Of course it also begs the question, if you have a child who has any kind of special needs, are you going to shut them away and they to pretend they don’t exist, or are you going to help them learn to embrace who they are and how to function in the world? If anyone answers the former, then there is no hope for us as a society.
“The parents are killed in an accident while traveling abroad (expendable and best out of the way for progression – represent authority), which means that Elsa must take her rightful position among her people, as queen. To do so, she faces great fear in going out publicly for her coronation, worrying that her powers might show because she has no control over them.”
Well, this is just classic Disney, and basically the template for any hero/heroine fantasy adventure story ever. Frankly I thought it was nice that Elsa and Ana had two parents at all, many Disney heroes and Princesses have only one or have none. There would be no story if the parent’s hadn’t been killed as there would have been no struggle to grow up and learn on their own.
As far as fear of public at the coronation, refer back to my previous statement. Had Elsa’s parents helped her as a child, she would have had nothing to fear.
“After only a brief interaction, Anna and Hans decide to marry. Elsa is freaked out that her sister wants to marry someone she only just met.”
Again, since the LDS church basically tells women that they should bag the first RM they meet as soon as they are eligible, I can see why you might have an issue with this idea. However, the rest of the world agrees with the movie, it is a little crazy to marry someone you just met.
I don’t feel much need to continue picking apart this post, paragraph by paragraph. In reality, it kinda starts to fall apart after that last point anyway. As other commenters and I have said, one could really read this to be any personal struggle.
So, I have some questions for you.
•Why do you care (if you are as you say, “not anti-gay”)?
•How does the so-called “gay agenda” actually affect you?
•Why do you feel that you have to expend any effort to read this far into a beautiful children’s adventure story that is very empowering to women?
•How is it that coming from an extremely patriarchal religion/society, you don’t have a problem with the fact that all the men in the movie are basically portrayed as bad guys, and there is only one who has any good intentions? That the women have to take care of themselves and not be supported by men?
—> You are not allowed to answer these questions with any reference to religious or political beliefs. Everyone has different religious and political views, therefore such an answer is invalid.

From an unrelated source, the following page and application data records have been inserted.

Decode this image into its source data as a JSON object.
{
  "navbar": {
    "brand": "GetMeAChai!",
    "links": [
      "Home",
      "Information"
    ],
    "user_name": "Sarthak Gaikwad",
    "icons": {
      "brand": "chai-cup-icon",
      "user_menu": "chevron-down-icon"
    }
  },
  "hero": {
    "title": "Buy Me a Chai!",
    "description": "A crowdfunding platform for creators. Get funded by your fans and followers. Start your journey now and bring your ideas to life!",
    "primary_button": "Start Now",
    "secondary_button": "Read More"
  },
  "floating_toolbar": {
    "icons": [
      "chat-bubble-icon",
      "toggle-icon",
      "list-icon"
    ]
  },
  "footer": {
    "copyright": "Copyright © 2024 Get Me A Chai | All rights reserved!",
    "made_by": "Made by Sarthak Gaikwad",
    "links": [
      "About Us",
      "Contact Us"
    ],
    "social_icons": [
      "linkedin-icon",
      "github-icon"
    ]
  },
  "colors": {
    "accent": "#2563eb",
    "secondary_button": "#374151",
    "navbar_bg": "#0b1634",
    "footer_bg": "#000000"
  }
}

I have to imagine that you consider yourself to be strong of faith. I believe the Mormons would say that you have a strong testimony. If this is the case, and if you are a good teacher to your children, then a movie like this, should not be able to shake your beliefs or the beliefs you teach your children. From my perspective, the fact that you have to write a post like this to warm people away from seeing a great movie shows the exact opposite. You are the one questioning, you are the one seeking to re-affirm (or maybe dis-avow) that which you believe.
I will admit that Ms. Skaggs did get one thing right: Frozen was definitely written with going to Broadway in mind. I could tell that five minutes in. When they open it, it will be as big as The Lion King or Wicked. It will probably cost $200+ for tickets, and I would pay that for them!